Santorini Sunset

Walking along a courtyard located on the ridge of the caldera in Fira, I find several brightly colored, free-standing doors that have a surreal presence. At first glance, they look like gateways opening up to the sea far below. Each door is uniquely designed and painted. I enter through one and see steps descending to a terraced restaurant below. A menu listing mouth-watering entrees catches my eye, but the prices make me step back.

After Finding a place to sit on the edge of the caldera overlooking the sea, I watch the setting sun display deep oranges, reds, violets—a rainbow of color. Surprisingly, few people are here to take in this magnificent sight. Not far behind me, a jazz saxophonist sets up and begins playing old standards in a slow tempo, perfectly fitting my mood.

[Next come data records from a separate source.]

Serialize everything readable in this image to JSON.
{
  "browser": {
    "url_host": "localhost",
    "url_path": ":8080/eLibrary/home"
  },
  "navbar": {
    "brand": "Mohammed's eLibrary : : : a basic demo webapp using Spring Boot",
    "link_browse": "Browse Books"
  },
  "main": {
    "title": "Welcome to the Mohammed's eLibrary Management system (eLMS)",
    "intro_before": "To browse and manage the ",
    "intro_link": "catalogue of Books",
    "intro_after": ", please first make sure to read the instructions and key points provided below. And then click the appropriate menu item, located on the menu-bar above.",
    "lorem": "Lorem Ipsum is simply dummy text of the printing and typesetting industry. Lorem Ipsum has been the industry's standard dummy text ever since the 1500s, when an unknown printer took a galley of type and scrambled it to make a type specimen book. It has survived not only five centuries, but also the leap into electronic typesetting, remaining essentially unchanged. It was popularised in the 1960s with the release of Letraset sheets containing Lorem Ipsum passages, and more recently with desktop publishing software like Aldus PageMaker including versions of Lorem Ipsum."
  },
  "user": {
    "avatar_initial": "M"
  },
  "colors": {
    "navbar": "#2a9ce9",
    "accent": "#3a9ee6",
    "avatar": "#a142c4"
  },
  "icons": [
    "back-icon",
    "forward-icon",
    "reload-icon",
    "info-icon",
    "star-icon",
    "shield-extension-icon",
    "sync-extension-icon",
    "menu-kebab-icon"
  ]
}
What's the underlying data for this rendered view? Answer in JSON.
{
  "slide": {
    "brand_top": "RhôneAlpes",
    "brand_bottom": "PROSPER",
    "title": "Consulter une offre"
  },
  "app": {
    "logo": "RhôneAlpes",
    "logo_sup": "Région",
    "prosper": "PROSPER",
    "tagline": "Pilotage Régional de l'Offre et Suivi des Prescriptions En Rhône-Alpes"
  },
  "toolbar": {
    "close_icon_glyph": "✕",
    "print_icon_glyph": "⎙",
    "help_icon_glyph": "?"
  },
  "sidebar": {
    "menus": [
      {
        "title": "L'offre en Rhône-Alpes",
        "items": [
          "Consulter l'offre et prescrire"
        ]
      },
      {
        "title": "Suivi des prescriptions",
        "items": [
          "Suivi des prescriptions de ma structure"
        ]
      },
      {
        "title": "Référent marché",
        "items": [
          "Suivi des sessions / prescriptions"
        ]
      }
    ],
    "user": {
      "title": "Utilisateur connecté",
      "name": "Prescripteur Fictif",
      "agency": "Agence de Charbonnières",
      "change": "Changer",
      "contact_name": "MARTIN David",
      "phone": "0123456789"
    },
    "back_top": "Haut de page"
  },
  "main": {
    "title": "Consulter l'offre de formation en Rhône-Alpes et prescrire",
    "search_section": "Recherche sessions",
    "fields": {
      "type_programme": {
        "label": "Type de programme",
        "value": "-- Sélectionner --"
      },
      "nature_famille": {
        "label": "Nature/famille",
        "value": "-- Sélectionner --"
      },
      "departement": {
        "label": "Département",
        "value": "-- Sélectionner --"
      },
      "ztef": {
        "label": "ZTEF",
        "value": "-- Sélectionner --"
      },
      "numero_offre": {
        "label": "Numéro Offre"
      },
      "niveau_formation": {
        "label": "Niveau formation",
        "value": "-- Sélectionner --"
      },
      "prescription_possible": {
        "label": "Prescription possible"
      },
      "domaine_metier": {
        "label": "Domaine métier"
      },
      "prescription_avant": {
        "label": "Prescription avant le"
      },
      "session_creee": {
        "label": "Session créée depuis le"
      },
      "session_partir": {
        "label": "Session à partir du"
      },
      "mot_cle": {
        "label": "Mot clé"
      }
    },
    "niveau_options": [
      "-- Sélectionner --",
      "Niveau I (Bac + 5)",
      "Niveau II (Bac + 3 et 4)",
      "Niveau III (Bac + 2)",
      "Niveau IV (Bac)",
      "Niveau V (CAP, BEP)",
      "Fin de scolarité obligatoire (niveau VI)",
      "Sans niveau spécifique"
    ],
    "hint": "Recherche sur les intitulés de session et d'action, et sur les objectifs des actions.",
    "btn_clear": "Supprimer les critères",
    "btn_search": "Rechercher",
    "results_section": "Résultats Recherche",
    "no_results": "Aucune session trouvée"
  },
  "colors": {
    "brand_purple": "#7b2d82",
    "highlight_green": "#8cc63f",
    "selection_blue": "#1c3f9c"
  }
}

I wonder at the improbability of my presence here. It’s the one place I’ve always wanted to be. This moment, as fleeting as it is, is real. As real as the sea breeze. But somehow it feels more like a memory, rather than an event happening now. It’s similar to the feeling I experience looking through some of my old paintings. They are a window to my past, a record of what I saw, what I felt, and who I was at that time. Someday, I’ll rediscover the paintings I’ve created here in Greece buried in my studio, relics of my own life long past.

Blustery Santorini

I awake early and hop out of bed, motivated by my excitement of being on Santorini. I look out the window in hopes of seeing the rest of the island, but it’s difficult to see past the pension next door. Wishing for higher ground, I remember a metal ladder bolted to the side of the building right outside our door. With little hesitation, and no signs telling me not to, I climb up on the roof. It’s windy-really windy-with the smell of rain in the air. But the view is much clearer up here. The island stretches out before me to the east, tapering down to meet the sea off in the distance. I see a woman on the roof next door hanging laundry. The wind pulls one sheet off the clothesline and nearly off the roof. She hurries over to retrieve it, smiles at me, and returns to her work.